Riders: James and Jimbo
Boots: Burton SLX, Burton Imperial,
Bindings: Burton Cartel
Set Up: Centered 15 front -15 back 23″ wide.
Approximate Weight: Felt normal bordering on light.
Flex: Really fun medium flex that has that nice balance of easy buttering and snap out of it. Feels softer on snow than it does flexing it on land.
On Snow Feel: borders on being stable but it’s pretty loose between the feet on harder snow when one footing or flat basing. It’s best to always be on an edge. Overall it’s got a semi-spinny forgiving playful feel to it that’s really fun in good conditions.

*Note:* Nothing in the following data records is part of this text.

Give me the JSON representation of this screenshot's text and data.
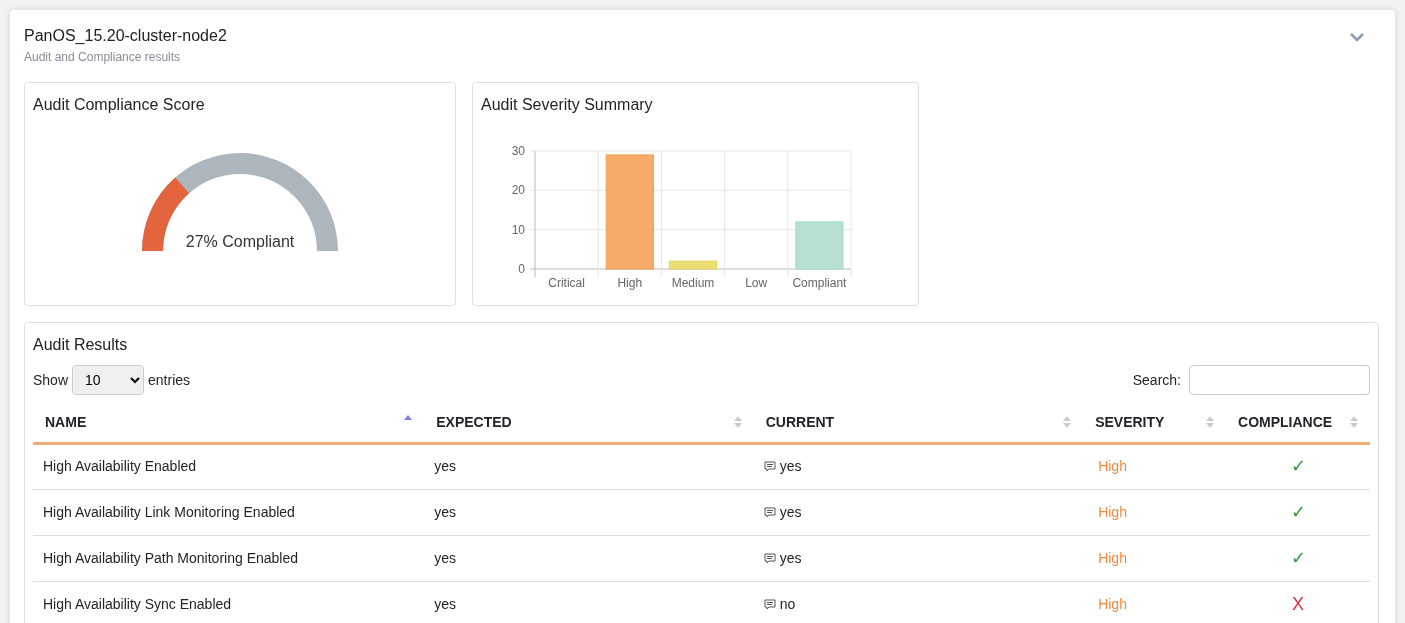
{
  "header": {
    "title": "PanOS_15.20-cluster-node2",
    "subtitle": "Audit and Compliance results",
    "expanded": true
  },
  "score_card": {
    "title": "Audit Compliance Score",
    "level": 0.27,
    "reading": "27% Compliant"
  },
  "severity_card": {
    "title": "Audit Severity Summary",
    "chart_data": {
      "type": "bar",
      "categories": [
        "Critical",
        "High",
        "Medium",
        "Low",
        "Compliant"
      ],
      "series": [
        {
          "color": "#f39c4f",
          "values": [
            null,
            29,
            null,
            null,
            null
          ]
        },
        {
          "color": "#e8d65a",
          "values": [
            null,
            null,
            2,
            null,
            null
          ]
        },
        {
          "color": "#a8dbc9",
          "values": [
            null,
            null,
            null,
            null,
            12
          ]
        }
      ],
      "ylim": [
        0,
        30
      ],
      "yticks": [
        0,
        10,
        20,
        30
      ]
    }
  },
  "results": {
    "title": "Audit Results",
    "show_label": "Show",
    "page_size": "10",
    "entries_label": "entries",
    "search_label": "Search:",
    "columns": [
      {
        "label": "NAME",
        "sorted": true
      },
      {
        "label": "EXPECTED",
        "sorted": false
      },
      {
        "label": "CURRENT",
        "sorted": false
      },
      {
        "label": "SEVERITY",
        "sorted": false
      },
      {
        "label": "COMPLIANCE",
        "sorted": false
      }
    ],
    "rows": [
      {
        "name": "High Availability Enabled",
        "expected": "yes",
        "current": "yes",
        "severity": "High",
        "mark": "✓",
        "compliant": true
      },
      {
        "name": "High Availability Link Monitoring Enabled",
        "expected": "yes",
        "current": "yes",
        "severity": "High",
        "mark": "✓",
        "compliant": true
      },
      {
        "name": "High Availability Path Monitoring Enabled",
        "expected": "yes",
        "current": "yes",
        "severity": "High",
        "mark": "✓",
        "compliant": true
      },
      {
        "name": "High Availability Sync Enabled",
        "expected": "yes",
        "current": "no",
        "severity": "High",
        "mark": "X",
        "compliant": false
      }
    ]
  }
}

Edge Hold: This is the Achilles Heel of the Burton Custom Twin Flying V. It just doesn’t grip in even medium bordering on hard snow. It feels like you have grip in soft snow and it’s just like every other board but then slips out underfoot in hard patches and can easily put a good rider on their ass with how quickly it let’s go.

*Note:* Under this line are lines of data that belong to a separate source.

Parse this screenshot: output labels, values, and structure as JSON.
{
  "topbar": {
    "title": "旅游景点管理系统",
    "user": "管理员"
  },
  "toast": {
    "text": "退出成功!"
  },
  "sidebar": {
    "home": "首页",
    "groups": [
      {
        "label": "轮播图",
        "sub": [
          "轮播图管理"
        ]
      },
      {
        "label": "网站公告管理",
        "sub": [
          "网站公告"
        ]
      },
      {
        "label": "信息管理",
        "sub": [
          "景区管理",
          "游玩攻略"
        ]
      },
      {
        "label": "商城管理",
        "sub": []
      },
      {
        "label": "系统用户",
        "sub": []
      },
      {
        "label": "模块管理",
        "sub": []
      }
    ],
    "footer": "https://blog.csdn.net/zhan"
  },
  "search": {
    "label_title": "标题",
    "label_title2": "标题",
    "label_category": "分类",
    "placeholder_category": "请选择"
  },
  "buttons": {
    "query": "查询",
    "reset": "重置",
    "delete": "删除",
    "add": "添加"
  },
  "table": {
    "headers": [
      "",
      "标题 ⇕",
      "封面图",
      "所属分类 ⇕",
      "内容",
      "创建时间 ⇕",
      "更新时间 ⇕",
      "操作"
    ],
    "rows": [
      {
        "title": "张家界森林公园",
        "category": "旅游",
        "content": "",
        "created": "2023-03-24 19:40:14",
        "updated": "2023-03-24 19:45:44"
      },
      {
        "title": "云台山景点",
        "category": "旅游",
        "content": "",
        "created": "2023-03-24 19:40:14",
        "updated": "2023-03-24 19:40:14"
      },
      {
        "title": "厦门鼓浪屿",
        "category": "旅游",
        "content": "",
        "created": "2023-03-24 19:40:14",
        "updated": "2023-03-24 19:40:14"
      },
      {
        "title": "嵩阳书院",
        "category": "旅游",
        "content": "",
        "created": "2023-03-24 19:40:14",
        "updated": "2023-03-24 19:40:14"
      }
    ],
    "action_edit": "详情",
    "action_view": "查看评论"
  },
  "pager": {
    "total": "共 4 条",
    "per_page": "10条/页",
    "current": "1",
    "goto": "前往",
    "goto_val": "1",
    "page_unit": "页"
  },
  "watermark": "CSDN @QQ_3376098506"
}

Turn Initiation: Super quick edge to edge and it’s a fun board to turn. It’s not a springy turner like the Camber Custom Twin but it’s enjoyable.
Skidded Turns: Very easy to skid turns and it’s a very forgiving ride for those that get off their game.
Carving: Lacking compared to the Custom Twin Camber but it’s doable in soft snow. The real problem here is not the hybrid camber but the lack of edge hold.
Speed: The Custom Twin Flying V isn’t ideal but it can handle the mountain pretty well as long as you are ok with a little bounce from the tip/tail.
Uneven Terrain: If you ride all day on a weekend in softer snow the Burton Custom Twin Flying V will do a great job. It will turn around bumps like a champ and have enough shock absorption to handle going over them pretty well.
Powder: If you ride with a centered stance in powder and like riding switch a lot the hybrid rocker will do a good job. It’s a nice compliment to the Camber Twin if you can afford two boards.
Switch: Very easy either way and it’s asymmetrical flex give’s it a slight advantage over a true twin but it’s not quite perfect like Asymmetrical boards that have an Asymmetrical side cut. Still very easy to ride switch.
Jibbing: The medium flex isn’t perfect but it’s doable.
Pipe: Not really enough edge hold to be a daily pipe board and we would rather be on the Twin Camber.
Jumps: Really fun to Ollie with and it’s got a nice snap throughout the board.
So as we see it the Burton Custom Twin Flying V is a nice compliment to the Camber Custom Twin for powder days and softer snow riding but it’s not a good one board solution due to the lack of edge hold. We’d like to see Burton either up the edge hold on the Flying V models so then you have a one board solution.